═══ Data section
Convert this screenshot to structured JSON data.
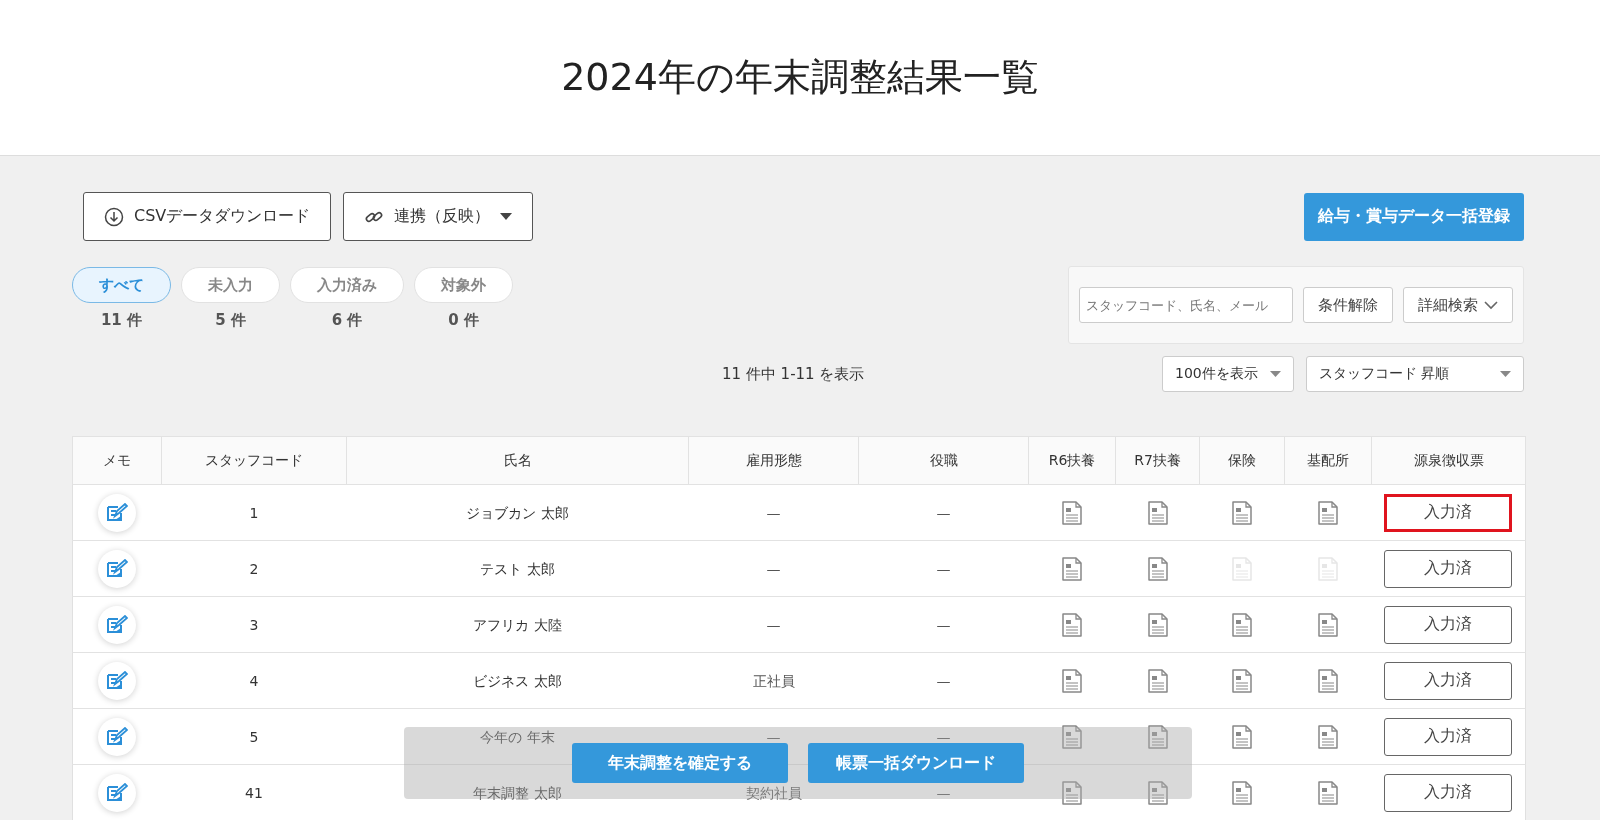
{
  "title": "2024年の年末調整結果一覧",
  "toolbar": {
    "csv_button": "CSVデータダウンロード",
    "link_button": "連携（反映）",
    "bulk_register_button": "給与・賞与データ一括登録"
  },
  "filters": [
    {
      "label": "すべて",
      "count": "11 件",
      "selected": true
    },
    {
      "label": "未入力",
      "count": "5 件",
      "selected": false
    },
    {
      "label": "入力済み",
      "count": "6 件",
      "selected": false
    },
    {
      "label": "対象外",
      "count": "0 件",
      "selected": false
    }
  ],
  "search": {
    "placeholder": "スタッフコード、氏名、メール",
    "clear_button": "条件解除",
    "advanced_button": "詳細検索"
  },
  "result_summary": "11 件中 1-11 を表示",
  "page_size_select": "100件を表示",
  "sort_select": "スタッフコード 昇順",
  "table": {
    "columns": [
      "メモ",
      "スタッフコード",
      "氏名",
      "雇用形態",
      "役職",
      "R6扶養",
      "R7扶養",
      "保険",
      "基配所",
      "源泉徴収票"
    ],
    "rows": [
      {
        "code": "1",
        "name": "ジョブカン 太郎",
        "employment": "—",
        "position": "—",
        "documents": [
          {
            "available": true
          },
          {
            "available": true
          },
          {
            "available": true
          },
          {
            "available": true
          }
        ],
        "status": "入力済",
        "highlighted": true
      },
      {
        "code": "2",
        "name": "テスト 太郎",
        "employment": "—",
        "position": "—",
        "documents": [
          {
            "available": true
          },
          {
            "available": true
          },
          {
            "available": false
          },
          {
            "available": false
          }
        ],
        "status": "入力済",
        "highlighted": false
      },
      {
        "code": "3",
        "name": "アフリカ 大陸",
        "employment": "—",
        "position": "—",
        "documents": [
          {
            "available": true
          },
          {
            "available": true
          },
          {
            "available": true
          },
          {
            "available": true
          }
        ],
        "status": "入力済",
        "highlighted": false
      },
      {
        "code": "4",
        "name": "ビジネス 太郎",
        "employment": "正社員",
        "position": "—",
        "documents": [
          {
            "available": true
          },
          {
            "available": true
          },
          {
            "available": true
          },
          {
            "available": true
          }
        ],
        "status": "入力済",
        "highlighted": false
      },
      {
        "code": "5",
        "name": "今年の 年末",
        "employment": "—",
        "position": "—",
        "documents": [
          {
            "available": true
          },
          {
            "available": true
          },
          {
            "available": true
          },
          {
            "available": true
          }
        ],
        "status": "入力済",
        "highlighted": false
      },
      {
        "code": "41",
        "name": "年末調整 太郎",
        "employment": "契約社員",
        "position": "—",
        "documents": [
          {
            "available": true
          },
          {
            "available": true
          },
          {
            "available": true
          },
          {
            "available": true
          }
        ],
        "status": "入力済",
        "highlighted": false
      }
    ]
  },
  "action_bar": {
    "confirm_button": "年末調整を確定する",
    "download_button": "帳票一括ダウンロード"
  }
}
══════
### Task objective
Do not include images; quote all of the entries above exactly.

### Answer below
Convert this screenshot to structured JSON data.
{
  "title": "2024年の年末調整結果一覧",
  "toolbar": {
    "csv_button": "CSVデータダウンロード",
    "link_button": "連携（反映）",
    "bulk_register_button": "給与・賞与データ一括登録"
  },
  "filters": [
    {
      "label": "すべて",
      "count": "11 件",
      "selected": true
    },
    {
      "label": "未入力",
      "count": "5 件",
      "selected": false
    },
    {
      "label": "入力済み",
      "count": "6 件",
      "selected": false
    },
    {
      "label": "対象外",
      "count": "0 件",
      "selected": false
    }
  ],
  "search": {
    "placeholder": "スタッフコード、氏名、メール",
    "clear_button": "条件解除",
    "advanced_button": "詳細検索"
  },
  "result_summary": "11 件中 1-11 を表示",
  "page_size_select": "100件を表示",
  "sort_select": "スタッフコード 昇順",
  "table": {
    "columns": [
      "メモ",
      "スタッフコード",
      "氏名",
      "雇用形態",
      "役職",
      "R6扶養",
      "R7扶養",
      "保険",
      "基配所",
      "源泉徴収票"
    ],
    "rows": [
      {
        "code": "1",
        "name": "ジョブカン 太郎",
        "employment": "—",
        "position": "—",
        "documents": [
          {
            "available": true
          },
          {
            "available": true
          },
          {
            "available": true
          },
          {
            "available": true
          }
        ],
        "status": "入力済",
        "highlighted": true
      },
      {
        "code": "2",
        "name": "テスト 太郎",
        "employment": "—",
        "position": "—",
        "documents": [
          {
            "available": true
          },
          {
            "available": true
          },
          {
            "available": false
          },
          {
            "available": false
          }
        ],
        "status": "入力済",
        "highlighted": false
      },
      {
        "code": "3",
        "name": "アフリカ 大陸",
        "employment": "—",
        "position": "—",
        "documents": [
          {
            "available": true
          },
          {
            "available": true
          },
          {
            "available": true
          },
          {
            "available": true
          }
        ],
        "status": "入力済",
        "highlighted": false
      },
      {
        "code": "4",
        "name": "ビジネス 太郎",
        "employment": "正社員",
        "position": "—",
        "documents": [
          {
            "available": true
          },
          {
            "available": true
          },
          {
            "available": true
          },
          {
            "available": true
          }
        ],
        "status": "入力済",
        "highlighted": false
      },
      {
        "code": "5",
        "name": "今年の 年末",
        "employment": "—",
        "position": "—",
        "documents": [
          {
            "available": true
          },
          {
            "available": true
          },
          {
            "available": true
          },
          {
            "available": true
          }
        ],
        "status": "入力済",
        "highlighted": false
      },
      {
        "code": "41",
        "name": "年末調整 太郎",
        "employment": "契約社員",
        "position": "—",
        "documents": [
          {
            "available": true
          },
          {
            "available": true
          },
          {
            "available": true
          },
          {
            "available": true
          }
        ],
        "status": "入力済",
        "highlighted": false
      }
    ]
  },
  "action_bar": {
    "confirm_button": "年末調整を確定する",
    "download_button": "帳票一括ダウンロード"
  }
}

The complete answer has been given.